§ WORK INSTRUCTION: Only the pictures should be left out; write out all other data exactly.

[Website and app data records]
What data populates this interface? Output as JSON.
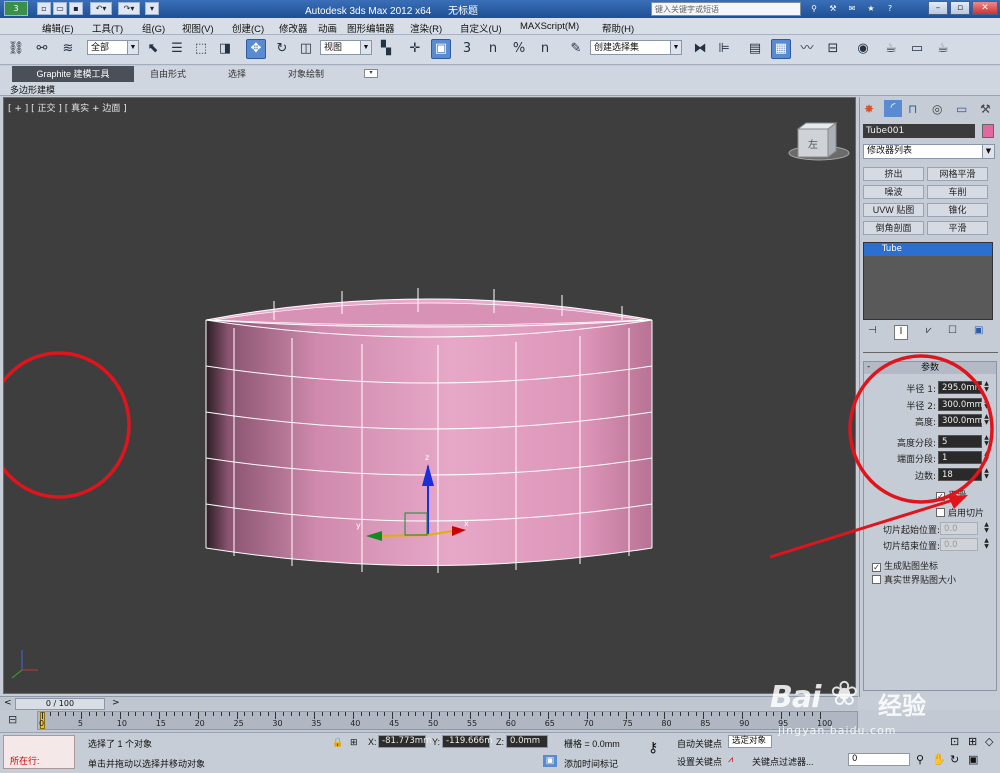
{
  "title_bar": {
    "app": "Autodesk 3ds Max  2012 x64",
    "document": "无标题",
    "search_placeholder": "键入关键字或短语"
  },
  "menu": [
    "编辑(E)",
    "工具(T)",
    "组(G)",
    "视图(V)",
    "创建(C)",
    "修改器",
    "动画",
    "图形编辑器",
    "渲染(R)",
    "自定义(U)",
    "MAXScript(M)",
    "帮助(H)"
  ],
  "toolbar": {
    "selection_filter": "全部",
    "reference_coord": "视图",
    "named_selection": "创建选择集",
    "snap_number": "3",
    "angle_snap": "n",
    "percent_snap": "%",
    "spinner_snap": "n"
  },
  "ribbon": {
    "tabs": [
      "Graphite 建模工具",
      "自由形式",
      "选择",
      "对象绘制"
    ],
    "subtab": "多边形建模"
  },
  "viewport": {
    "label": "[ + ] [ 正交 ] [ 真实 + 边面 ]",
    "viewcube_face": "左",
    "axis_z": "z",
    "axis_x": "x",
    "axis_y": "y"
  },
  "command_panel": {
    "object_name": "Tube001",
    "object_color": "#e06aa0",
    "modifier_list": "修改器列表",
    "modifier_buttons": [
      "挤出",
      "网格平滑",
      "噪波",
      "车削",
      "UVW 贴图",
      "锥化",
      "倒角剖面",
      "平滑"
    ],
    "stack_item": "Tube",
    "rollout_title": "参数",
    "params": [
      {
        "label": "半径 1:",
        "value": "295.0mm"
      },
      {
        "label": "半径 2:",
        "value": "300.0mm"
      },
      {
        "label": "高度:",
        "value": "300.0mm"
      },
      {
        "label": "高度分段:",
        "value": "5"
      },
      {
        "label": "端面分段:",
        "value": "1"
      },
      {
        "label": "边数:",
        "value": "18"
      }
    ],
    "smooth_label": "平滑",
    "smooth_checked": "✓",
    "slice_label": "启用切片",
    "slice_from_label": "切片起始位置:",
    "slice_from_value": "0.0",
    "slice_to_label": "切片结束位置:",
    "slice_to_value": "0.0",
    "gen_map_label": "生成贴图坐标",
    "gen_map_checked": "✓",
    "real_world_label": "真实世界贴图大小"
  },
  "timeline": {
    "slider_label": "0 / 100",
    "ticks": [
      "0",
      "5",
      "10",
      "15",
      "20",
      "25",
      "30",
      "35",
      "40",
      "45",
      "50",
      "55",
      "60",
      "65",
      "70",
      "75",
      "80",
      "85",
      "90",
      "95",
      "100"
    ]
  },
  "status": {
    "script_label": "所在行:",
    "selected": "选择了 1 个对象",
    "prompt": "单击并拖动以选择并移动对象",
    "x_label": "X:",
    "x_value": "-81.773mm",
    "y_label": "Y:",
    "y_value": "-119.666m",
    "z_label": "Z:",
    "z_value": "0.0mm",
    "grid": "栅格 = 0.0mm",
    "add_time_tag": "添加时间标记",
    "auto_key": "自动关键点",
    "selected_objects": "选定对象",
    "set_key": "设置关键点",
    "key_filters": "关键点过滤器...",
    "frame": "0"
  },
  "watermark": {
    "text1": "Bai",
    "text2": "经验",
    "url": "jingyan.baidu.com"
  },
  "annotation_color": "#e0141c",
  "tube_color": "#e7a3c6"
}
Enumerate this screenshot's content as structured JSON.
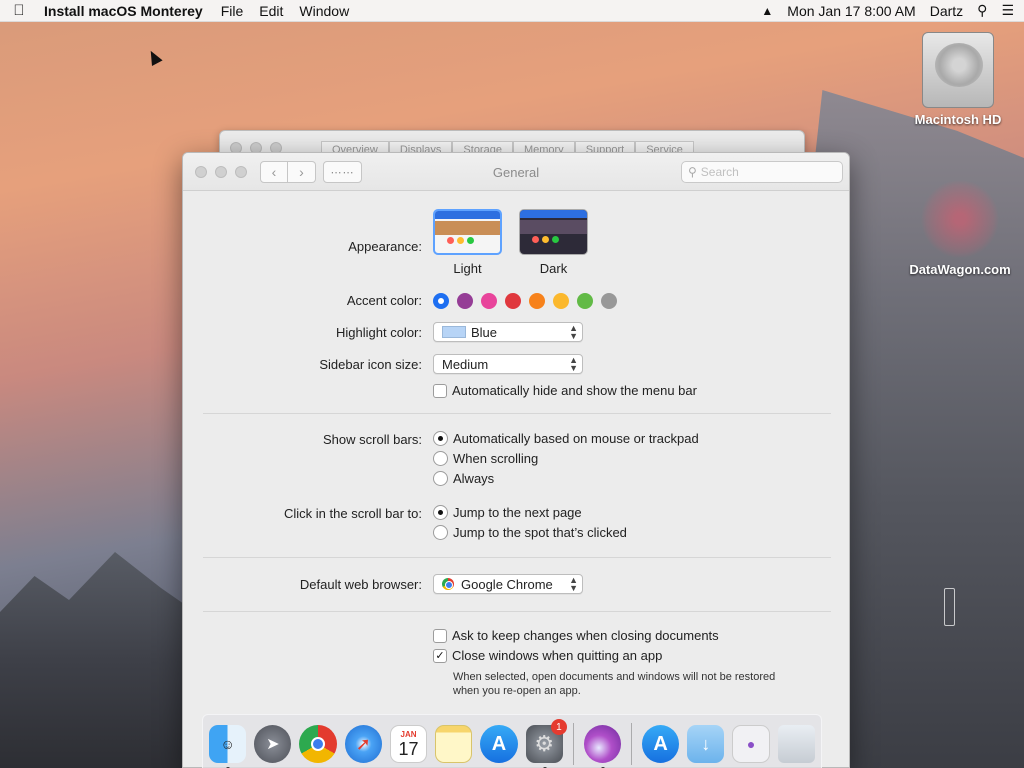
{
  "menubar": {
    "app_name": "Install macOS Monterey",
    "items": [
      "File",
      "Edit",
      "Window"
    ],
    "clock": "Mon Jan 17  8:00 AM",
    "user": "Dartz"
  },
  "desktop": {
    "icons": [
      {
        "label": "Macintosh HD"
      },
      {
        "label": "DataWagon.com"
      }
    ]
  },
  "back_window": {
    "tabs": [
      "Overview",
      "Displays",
      "Storage",
      "Memory",
      "Support",
      "Service"
    ]
  },
  "window": {
    "title": "General",
    "search_placeholder": "Search"
  },
  "general": {
    "appearance_label": "Appearance:",
    "appearance_options": [
      "Light",
      "Dark"
    ],
    "accent_label": "Accent color:",
    "accent_colors": [
      "#1e6ff1",
      "#953d96",
      "#e8449b",
      "#e0383e",
      "#f7821b",
      "#fbb82d",
      "#62ba46",
      "#989898"
    ],
    "highlight_label": "Highlight color:",
    "highlight_value": "Blue",
    "sidebar_label": "Sidebar icon size:",
    "sidebar_value": "Medium",
    "auto_hide_menu": "Automatically hide and show the menu bar",
    "scrollbars_label": "Show scroll bars:",
    "scrollbar_options": [
      "Automatically based on mouse or trackpad",
      "When scrolling",
      "Always"
    ],
    "click_label": "Click in the scroll bar to:",
    "click_options": [
      "Jump to the next page",
      "Jump to the spot that’s clicked"
    ],
    "browser_label": "Default web browser:",
    "browser_value": "Google Chrome",
    "ask_keep": "Ask to keep changes when closing documents",
    "close_windows": "Close windows when quitting an app",
    "note_line1": "When selected, open documents and windows will not be restored",
    "note_line2": "when you re-open an app."
  },
  "dock": {
    "icons": [
      "finder-icon",
      "launchpad-icon",
      "chrome-icon",
      "safari-icon",
      "calendar-icon",
      "notes-icon",
      "app-store-icon",
      "system-preferences-icon",
      "installer-icon",
      "app-store-folder-icon",
      "downloads-icon",
      "documents-icon",
      "trash-icon"
    ],
    "calendar_month": "JAN",
    "calendar_day": "17",
    "prefs_badge": "1"
  }
}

§ EXERCISE RESULT:
What data populates this interface? Output as JSON.
{
  "title_bar": {
    "app": "Autodesk 3ds Max  2012 x64",
    "document": "无标题",
    "search_placeholder": "键入关键字或短语"
  },
  "menu": [
    "编辑(E)",
    "工具(T)",
    "组(G)",
    "视图(V)",
    "创建(C)",
    "修改器",
    "动画",
    "图形编辑器",
    "渲染(R)",
    "自定义(U)",
    "MAXScript(M)",
    "帮助(H)"
  ],
  "toolbar": {
    "selection_filter": "全部",
    "reference_coord": "视图",
    "named_selection": "创建选择集",
    "snap_number": "3",
    "angle_snap": "n",
    "percent_snap": "%",
    "spinner_snap": "n"
  },
  "ribbon": {
    "tabs": [
      "Graphite 建模工具",
      "自由形式",
      "选择",
      "对象绘制"
    ],
    "subtab": "多边形建模"
  },
  "viewport": {
    "label": "[ + ] [ 正交 ] [ 真实 + 边面 ]",
    "viewcube_face": "左",
    "axis_z": "z",
    "axis_x": "x",
    "axis_y": "y"
  },
  "command_panel": {
    "object_name": "Tube001",
    "object_color": "#e06aa0",
    "modifier_list": "修改器列表",
    "modifier_buttons": [
      "挤出",
      "网格平滑",
      "噪波",
      "车削",
      "UVW 贴图",
      "锥化",
      "倒角剖面",
      "平滑"
    ],
    "stack_item": "Tube",
    "rollout_title": "参数",
    "params": [
      {
        "label": "半径 1:",
        "value": "295.0mm"
      },
      {
        "label": "半径 2:",
        "value": "300.0mm"
      },
      {
        "label": "高度:",
        "value": "300.0mm"
      },
      {
        "label": "高度分段:",
        "value": "5"
      },
      {
        "label": "端面分段:",
        "value": "1"
      },
      {
        "label": "边数:",
        "value": "18"
      }
    ],
    "smooth_label": "平滑",
    "smooth_checked": "✓",
    "slice_label": "启用切片",
    "slice_from_label": "切片起始位置:",
    "slice_from_value": "0.0",
    "slice_to_label": "切片结束位置:",
    "slice_to_value": "0.0",
    "gen_map_label": "生成贴图坐标",
    "gen_map_checked": "✓",
    "real_world_label": "真实世界贴图大小"
  },
  "timeline": {
    "slider_label": "0 / 100",
    "ticks": [
      "0",
      "5",
      "10",
      "15",
      "20",
      "25",
      "30",
      "35",
      "40",
      "45",
      "50",
      "55",
      "60",
      "65",
      "70",
      "75",
      "80",
      "85",
      "90",
      "95",
      "100"
    ]
  },
  "status": {
    "script_label": "所在行:",
    "selected": "选择了 1 个对象",
    "prompt": "单击并拖动以选择并移动对象",
    "x_label": "X:",
    "x_value": "-81.773mm",
    "y_label": "Y:",
    "y_value": "-119.666m",
    "z_label": "Z:",
    "z_value": "0.0mm",
    "grid": "栅格 = 0.0mm",
    "add_time_tag": "添加时间标记",
    "auto_key": "自动关键点",
    "selected_objects": "选定对象",
    "set_key": "设置关键点",
    "key_filters": "关键点过滤器...",
    "frame": "0"
  },
  "watermark": {
    "text1": "Bai",
    "text2": "经验",
    "url": "jingyan.baidu.com"
  },
  "annotation_color": "#e0141c",
  "tube_color": "#e7a3c6"
}
Enumerate this screenshot's content as structured JSON.
{
  "menubar": {
    "app_name": "Install macOS Monterey",
    "items": [
      "File",
      "Edit",
      "Window"
    ],
    "clock": "Mon Jan 17  8:00 AM",
    "user": "Dartz"
  },
  "desktop": {
    "icons": [
      {
        "label": "Macintosh HD"
      },
      {
        "label": "DataWagon.com"
      }
    ]
  },
  "back_window": {
    "tabs": [
      "Overview",
      "Displays",
      "Storage",
      "Memory",
      "Support",
      "Service"
    ]
  },
  "window": {
    "title": "General",
    "search_placeholder": "Search"
  },
  "general": {
    "appearance_label": "Appearance:",
    "appearance_options": [
      "Light",
      "Dark"
    ],
    "accent_label": "Accent color:",
    "accent_colors": [
      "#1e6ff1",
      "#953d96",
      "#e8449b",
      "#e0383e",
      "#f7821b",
      "#fbb82d",
      "#62ba46",
      "#989898"
    ],
    "highlight_label": "Highlight color:",
    "highlight_value": "Blue",
    "sidebar_label": "Sidebar icon size:",
    "sidebar_value": "Medium",
    "auto_hide_menu": "Automatically hide and show the menu bar",
    "scrollbars_label": "Show scroll bars:",
    "scrollbar_options": [
      "Automatically based on mouse or trackpad",
      "When scrolling",
      "Always"
    ],
    "click_label": "Click in the scroll bar to:",
    "click_options": [
      "Jump to the next page",
      "Jump to the spot that’s clicked"
    ],
    "browser_label": "Default web browser:",
    "browser_value": "Google Chrome",
    "ask_keep": "Ask to keep changes when closing documents",
    "close_windows": "Close windows when quitting an app",
    "note_line1": "When selected, open documents and windows will not be restored",
    "note_line2": "when you re-open an app."
  },
  "dock": {
    "icons": [
      "finder-icon",
      "launchpad-icon",
      "chrome-icon",
      "safari-icon",
      "calendar-icon",
      "notes-icon",
      "app-store-icon",
      "system-preferences-icon",
      "installer-icon",
      "app-store-folder-icon",
      "downloads-icon",
      "documents-icon",
      "trash-icon"
    ],
    "calendar_month": "JAN",
    "calendar_day": "17",
    "prefs_badge": "1"
  }
}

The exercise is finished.